I grew up attending a small, rural A.M.E. church in the middle of the woods. Most of the congregants were family members and love abounded in this great place.
Every Sunday, we took up a special collection called a Benevolent Offering. Some people gave as little as one cent, while others gave ten-percent of their income to this offering. This offering was taken up at the beginning of the service, before the preacher delivered the sermon.
As a child, I didn’t understand the significance of this offering. (As a matter of fact, I had no idea about anything related to the church finances.) This offering was reserved especially for people in the church or the community who needed an extra boost. If a church member was going off to college or if a member needed a little assistance covering bills for the month, this offering was used. If someone in the community suffered a loss such as a house burning down or extreme illness, this offering was used to assist those people. When I went away to college, the church used a portion of the benevolent offering to assist me on that journey. This offering was used to meet the needs of the people.
This special offering was my first exposure to community philanthropy. This was my first glimpse into the power of a group of people pooling their financial resources to help somebody else. As I grew older, I discovered fancy terms (community philanthropy) and other ways people pool resource to help others and strengthen communities, but for me, people coming together to improve the lives of others started in the church. This coming together was a way of life in the small, rural church where I grew up.
As I’ve grown older, I’ve witnessed the true power of people coming together, outside of the church, and working together to strengthen their communities. Giving Circles are becoming a growing phenomena in communities. More and more businesses are pooling their technical and financial resources to strengthen communities. Universities are creating critical masses of civically engaged college students to improve the lives of others. Counties are teaming up with other counties, pooling resources and strengthening communities. More and more benevolent efforts are taking root in communities throughout the US.
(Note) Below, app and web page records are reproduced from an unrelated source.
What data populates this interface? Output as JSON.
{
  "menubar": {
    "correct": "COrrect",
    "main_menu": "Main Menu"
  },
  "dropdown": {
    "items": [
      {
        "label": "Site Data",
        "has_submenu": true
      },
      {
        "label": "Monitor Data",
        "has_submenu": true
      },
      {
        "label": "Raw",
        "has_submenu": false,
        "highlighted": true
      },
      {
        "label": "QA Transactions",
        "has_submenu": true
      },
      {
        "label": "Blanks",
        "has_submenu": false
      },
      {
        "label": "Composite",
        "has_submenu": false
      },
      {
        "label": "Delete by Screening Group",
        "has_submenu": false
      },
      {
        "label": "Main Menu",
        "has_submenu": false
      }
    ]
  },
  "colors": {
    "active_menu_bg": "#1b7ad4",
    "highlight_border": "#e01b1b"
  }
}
My experience growing up in the little A.M.E. church in the middle of the woods really helped shape my worldview on philanthropy. When people come together inside or outside of a religious institution, and share their resources, it can bring people together, inspire people and strengthen communities. “Pass the plate, please!”
Article Submitted by Andrea Price